Principles to Live By:
- Prioritize personal devotions
- Begin every day with a coram deo
- Live within systems
- Remember: You’re happiest when you live within systems
- Energy is equal to time as the currency of productivity
- Prepare for the constant battle between proactivity and reactivity
- Do your most important work first
- do not do other people’s work first
- Eat well
- Bigger breakfasts: Protein and fruit in the morning
- Smaller meals and bigger, healthier between-meal snacks
- Drink more water; avoid coffee after 2 PM
- Exercise 4-5 times per week
- Schedule meetings in the afternoons instead of the mornings
- Ensure use of email and social media are purposeful
- Open email and social media occasionally and purposefully
- Always aim for inbox 0—immediately answer, archive, reply or delete
- Remember: the inbox is for unprocessed mail, not for mail that has been opened
- Plan and execute a weekly review (Friday afternoons)
The not-to-do list is just what it sounds like: a list of things I am always tempted to do that I don’t want to do.
The Not-To-Do List:
- Do not email early or late in the day. Email only at specific times and shut down email when it’s not in use.
- Do not agree to meetings that have no agenda or end-time.

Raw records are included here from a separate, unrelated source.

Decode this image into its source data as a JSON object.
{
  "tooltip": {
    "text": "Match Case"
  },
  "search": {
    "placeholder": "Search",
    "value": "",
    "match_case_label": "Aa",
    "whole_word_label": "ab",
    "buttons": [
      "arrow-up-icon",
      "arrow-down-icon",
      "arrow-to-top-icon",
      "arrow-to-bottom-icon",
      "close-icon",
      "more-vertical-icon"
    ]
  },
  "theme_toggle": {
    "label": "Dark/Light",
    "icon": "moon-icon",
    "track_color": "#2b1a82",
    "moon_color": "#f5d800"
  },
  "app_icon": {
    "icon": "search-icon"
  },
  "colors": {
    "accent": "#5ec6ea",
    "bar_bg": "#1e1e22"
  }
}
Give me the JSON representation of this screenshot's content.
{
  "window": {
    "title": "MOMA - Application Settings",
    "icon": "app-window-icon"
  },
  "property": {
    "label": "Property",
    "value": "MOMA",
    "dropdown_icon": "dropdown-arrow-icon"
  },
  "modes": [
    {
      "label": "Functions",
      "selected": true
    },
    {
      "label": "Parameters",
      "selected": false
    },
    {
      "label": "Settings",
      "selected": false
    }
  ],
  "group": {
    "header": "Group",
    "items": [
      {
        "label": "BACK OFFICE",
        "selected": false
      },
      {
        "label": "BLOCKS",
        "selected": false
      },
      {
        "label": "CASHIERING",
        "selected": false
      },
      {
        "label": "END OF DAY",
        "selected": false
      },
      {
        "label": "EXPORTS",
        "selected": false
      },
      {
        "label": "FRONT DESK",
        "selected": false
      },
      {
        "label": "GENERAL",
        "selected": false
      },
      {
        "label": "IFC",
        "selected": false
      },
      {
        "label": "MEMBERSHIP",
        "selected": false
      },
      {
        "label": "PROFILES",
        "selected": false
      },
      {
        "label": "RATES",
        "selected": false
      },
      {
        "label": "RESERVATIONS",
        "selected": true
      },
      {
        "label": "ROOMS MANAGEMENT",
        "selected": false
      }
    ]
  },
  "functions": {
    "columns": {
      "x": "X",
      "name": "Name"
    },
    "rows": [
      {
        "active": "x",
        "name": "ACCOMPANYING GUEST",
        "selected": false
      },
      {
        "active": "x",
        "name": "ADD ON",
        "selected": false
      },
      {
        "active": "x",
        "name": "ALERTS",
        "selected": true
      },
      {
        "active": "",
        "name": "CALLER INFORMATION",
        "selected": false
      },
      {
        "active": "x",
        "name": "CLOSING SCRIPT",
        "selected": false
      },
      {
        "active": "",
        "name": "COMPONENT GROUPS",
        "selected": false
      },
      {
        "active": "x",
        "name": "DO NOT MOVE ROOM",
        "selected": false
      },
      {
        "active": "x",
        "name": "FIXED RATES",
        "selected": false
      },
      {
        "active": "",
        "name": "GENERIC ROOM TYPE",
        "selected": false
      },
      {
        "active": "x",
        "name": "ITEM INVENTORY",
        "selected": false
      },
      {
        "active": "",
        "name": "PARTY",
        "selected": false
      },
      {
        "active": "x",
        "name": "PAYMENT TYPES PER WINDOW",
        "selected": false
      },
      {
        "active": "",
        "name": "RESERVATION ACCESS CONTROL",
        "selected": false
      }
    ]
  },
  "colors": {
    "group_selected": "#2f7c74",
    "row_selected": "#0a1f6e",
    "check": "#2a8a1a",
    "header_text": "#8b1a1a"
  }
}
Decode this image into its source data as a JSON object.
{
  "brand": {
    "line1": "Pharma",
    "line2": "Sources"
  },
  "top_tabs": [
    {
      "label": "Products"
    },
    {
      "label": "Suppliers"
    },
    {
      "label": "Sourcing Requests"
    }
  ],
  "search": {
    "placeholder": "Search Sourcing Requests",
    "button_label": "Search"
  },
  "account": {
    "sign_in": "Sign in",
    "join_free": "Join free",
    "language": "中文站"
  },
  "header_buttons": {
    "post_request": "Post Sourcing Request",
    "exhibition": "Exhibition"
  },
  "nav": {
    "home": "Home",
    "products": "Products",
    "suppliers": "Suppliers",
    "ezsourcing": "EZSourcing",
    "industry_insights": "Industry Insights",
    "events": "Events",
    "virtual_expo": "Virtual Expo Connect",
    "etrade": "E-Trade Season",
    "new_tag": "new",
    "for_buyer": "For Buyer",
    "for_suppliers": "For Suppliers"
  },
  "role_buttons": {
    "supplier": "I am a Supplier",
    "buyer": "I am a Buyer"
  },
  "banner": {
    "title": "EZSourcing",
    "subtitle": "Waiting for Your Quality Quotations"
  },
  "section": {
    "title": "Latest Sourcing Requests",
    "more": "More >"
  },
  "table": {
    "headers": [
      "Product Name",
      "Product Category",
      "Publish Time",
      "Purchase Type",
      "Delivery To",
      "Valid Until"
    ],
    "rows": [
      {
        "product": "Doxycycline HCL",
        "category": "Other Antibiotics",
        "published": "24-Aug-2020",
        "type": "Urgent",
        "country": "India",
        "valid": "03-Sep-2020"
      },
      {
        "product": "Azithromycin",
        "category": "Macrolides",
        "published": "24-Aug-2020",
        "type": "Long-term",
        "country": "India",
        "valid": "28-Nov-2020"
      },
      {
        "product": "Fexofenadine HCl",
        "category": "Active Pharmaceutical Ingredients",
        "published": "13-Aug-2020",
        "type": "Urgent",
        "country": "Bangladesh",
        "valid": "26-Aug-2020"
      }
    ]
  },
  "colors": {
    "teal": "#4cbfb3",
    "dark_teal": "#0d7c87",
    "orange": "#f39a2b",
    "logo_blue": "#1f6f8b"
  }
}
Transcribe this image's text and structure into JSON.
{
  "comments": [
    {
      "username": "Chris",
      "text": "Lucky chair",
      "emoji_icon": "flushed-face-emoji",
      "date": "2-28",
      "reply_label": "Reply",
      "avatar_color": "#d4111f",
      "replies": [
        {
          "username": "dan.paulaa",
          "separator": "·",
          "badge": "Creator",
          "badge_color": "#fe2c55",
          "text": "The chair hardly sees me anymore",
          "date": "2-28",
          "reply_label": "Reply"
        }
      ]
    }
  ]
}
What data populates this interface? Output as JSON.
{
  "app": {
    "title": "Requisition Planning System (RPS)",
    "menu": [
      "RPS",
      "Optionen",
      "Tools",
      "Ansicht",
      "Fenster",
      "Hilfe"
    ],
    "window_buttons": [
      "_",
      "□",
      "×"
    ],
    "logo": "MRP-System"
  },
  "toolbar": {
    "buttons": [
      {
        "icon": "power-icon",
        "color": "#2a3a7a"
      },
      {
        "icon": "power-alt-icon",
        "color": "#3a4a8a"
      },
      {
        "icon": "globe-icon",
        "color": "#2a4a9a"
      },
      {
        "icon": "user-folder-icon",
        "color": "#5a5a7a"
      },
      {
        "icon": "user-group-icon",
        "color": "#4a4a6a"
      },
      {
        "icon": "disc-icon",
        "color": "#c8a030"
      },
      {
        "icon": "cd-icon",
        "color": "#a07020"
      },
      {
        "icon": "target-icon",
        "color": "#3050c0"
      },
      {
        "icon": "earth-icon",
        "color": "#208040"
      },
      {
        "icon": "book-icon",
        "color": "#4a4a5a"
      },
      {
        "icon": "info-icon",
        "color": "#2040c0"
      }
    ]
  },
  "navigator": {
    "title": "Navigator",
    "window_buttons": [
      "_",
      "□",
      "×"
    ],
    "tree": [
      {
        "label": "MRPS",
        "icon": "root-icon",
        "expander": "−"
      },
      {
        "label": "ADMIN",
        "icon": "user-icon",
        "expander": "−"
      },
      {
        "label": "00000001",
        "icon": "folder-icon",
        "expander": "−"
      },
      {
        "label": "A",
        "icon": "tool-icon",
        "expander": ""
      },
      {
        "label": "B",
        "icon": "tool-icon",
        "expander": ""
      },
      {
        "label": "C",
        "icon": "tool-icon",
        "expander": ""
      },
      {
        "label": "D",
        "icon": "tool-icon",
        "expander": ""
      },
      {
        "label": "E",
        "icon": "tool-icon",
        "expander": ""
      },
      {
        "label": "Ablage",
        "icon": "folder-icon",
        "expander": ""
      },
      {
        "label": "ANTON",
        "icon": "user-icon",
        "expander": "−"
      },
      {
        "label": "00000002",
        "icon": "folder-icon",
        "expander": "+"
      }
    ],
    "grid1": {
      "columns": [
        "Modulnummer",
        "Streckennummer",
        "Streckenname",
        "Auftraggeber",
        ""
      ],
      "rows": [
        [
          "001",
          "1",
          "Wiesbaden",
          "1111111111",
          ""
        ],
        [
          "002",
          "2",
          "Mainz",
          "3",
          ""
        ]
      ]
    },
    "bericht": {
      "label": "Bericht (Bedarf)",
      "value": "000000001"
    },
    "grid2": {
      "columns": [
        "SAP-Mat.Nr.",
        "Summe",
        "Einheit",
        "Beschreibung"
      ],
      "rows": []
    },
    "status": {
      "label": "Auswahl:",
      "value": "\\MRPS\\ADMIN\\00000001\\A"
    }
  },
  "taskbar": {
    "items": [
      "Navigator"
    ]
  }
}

- Do not have my phone with me at all times; put it away at certain times and/or on certain days.
- Do not multitask during meetings; when possible, control or lead meetings to ensure they are purposeful and useful.
- Do not say “yes” to everything when I should really say “no.”
- Do not accept outside speaking engagements unless I offer unique value to the event
As you can see, the two lists address specific temptations I face that tend to pull me off-mission. Looking at them now, it seems clear that unless I continually pull myself back, I will always spiral toward chaos, disorganization, laziness, and fear-of-man.
And that’s it for today. As always, let me know if you have any questions and I will attempt to address them. And do let me know what other topics I ought to address before I close out the series.
Here is an overview of the series thus far: I began the series by explaining what productivity is and why it matters [Part 1], then had you look at your life from a high-level perspective so you could divide it into areas of responsibility [Part 2]. Once you defined those areas of responsibility, you listed specific roles and projects within each of them, and worked on some brief mission statements [Part 3]. Then it was time to look at tools [Part 4], and to understand organization and systems [Part 5]. After that, I provided some basic guidance on configuring task management software [Part 6] and followed it with guidance on using an information management tool [part 7] and calendar [part 8]. Then we turned to taming the email beast [part 9].
More in How To Get Things Done:
- How To Get Things Done
- How To Get Things Done: Define Your Areas of Responsibility
- How To Get Things Done: Time, Energy & Mission
- How To Get Things Done: Finding the Right Tools